Step four is plan development. For this step, the team should compare the desired and anticipated performance for systems and buildings, prioritize them in terms of which performance gaps should be addressed first, and then devise potential solutions. For example, different land use and redevelopment strategies could be formulated for use before an event takes place, to limit potential damage. 

“Resilience planning is not a standalone activity,” McAllister said in a statement when the draft was released earlier this year. “The guide recommends that communities integrate their resilience plans into economic development as well as zoning and other local planning activities.”

Step five is plan review and approval.  Here, a draft plan featuring performance goals, community objectives, proposed solutions, and implementation strategies is shared with stakeholders and members of the community for review and comment. Step six is implementation, and periodic maintenance, of the final plan. 

To help illustrate this process, the guide uses an imaginary small river valley city, called Riverbend, USA, and a fictitious Riverbend City Council member, Ms. Smith. Smith was formerly a resident of another imaginary city, Rockyside, but left after a flood. Deeply affected by the flood, Smith, as a new Riverbend City Council member, leads the effort to make her city more resilient. The guide then takes Riverbend through the six steps of resiliency planning and implementation.

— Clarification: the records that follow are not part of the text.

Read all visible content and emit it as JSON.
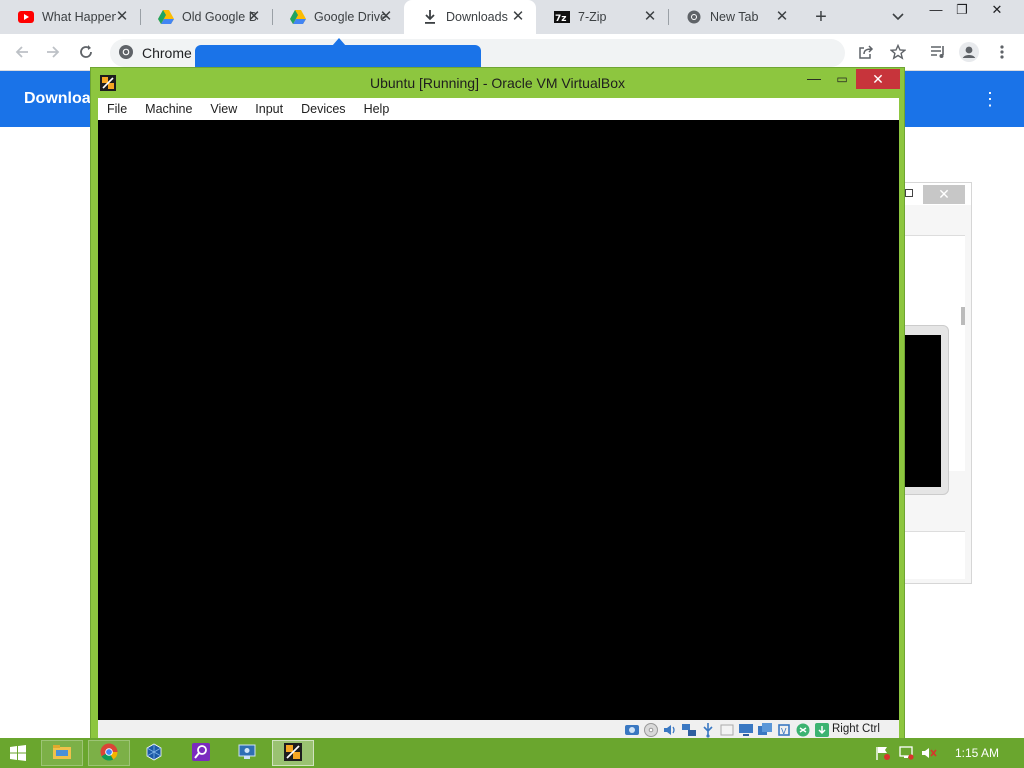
{
  "browser": {
    "tabs": [
      {
        "title": "What Happened",
        "favicon": "youtube-icon",
        "active": false
      },
      {
        "title": "Old Google Drive",
        "favicon": "google-drive-icon",
        "active": false
      },
      {
        "title": "Google Drive",
        "favicon": "google-drive-icon",
        "active": false
      },
      {
        "title": "Downloads",
        "favicon": "download-icon",
        "active": true
      },
      {
        "title": "7-Zip",
        "favicon": "7zip-icon",
        "active": false
      },
      {
        "title": "New Tab",
        "favicon": "chrome-icon",
        "active": false
      }
    ],
    "close_glyph": "✕",
    "new_tab_glyph": "+",
    "omnibox_text": "Chrome",
    "page_title": "Downloads",
    "colors": {
      "accent": "#1a73e8",
      "tabstrip": "#dee1e6"
    }
  },
  "vbox": {
    "title": "Ubuntu [Running] - Oracle VM VirtualBox",
    "menu": [
      "File",
      "Machine",
      "View",
      "Input",
      "Devices",
      "Help"
    ],
    "host_key": "Right Ctrl",
    "status_icons": [
      "hard-disk-icon",
      "optical-disk-icon",
      "audio-icon",
      "network-icon",
      "usb-icon",
      "shared-folder-icon",
      "display-icon",
      "video-capture-icon",
      "cpu-icon",
      "mouse-integration-icon",
      "keyboard-capture-icon"
    ],
    "colors": {
      "frame": "#8dc63f",
      "close": "#c7343b",
      "screen": "#000000"
    }
  },
  "taskbar": {
    "clock": "1:15 AM",
    "apps": [
      "file-explorer-icon",
      "chrome-icon",
      "virtualbox-icon",
      "search-app-icon",
      "remote-desktop-icon",
      "vm-running-icon"
    ],
    "tray": [
      "flag-icon",
      "network-icon",
      "volume-muted-icon"
    ],
    "color": "#6aa62e"
  }
}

In the big picture, NIST officials say that they see the guide as an important addition to the National Preparedness System, which helps organize U.S. preparedness activities and programs. According to the Federal Emergency Management Agency, nearly 24,000 U.S. communities have mitigation plans aimed at reducing the risk of damage from a hazard.

Overall, McAllister says that she hopes the guide will help communities take the long, integrated view when doing resiliency planning. A typical infrastructure building may be built to last 50 to 100 years, making for a replacement rate of only one or two percent a year. And when communities are planning for disasters and are considering different options, there may be one mitigation solution that seems costly up front, but could wind up saving the community tenfold in recovery costs. “The guide recognizes that it’s a long-term process,” she says.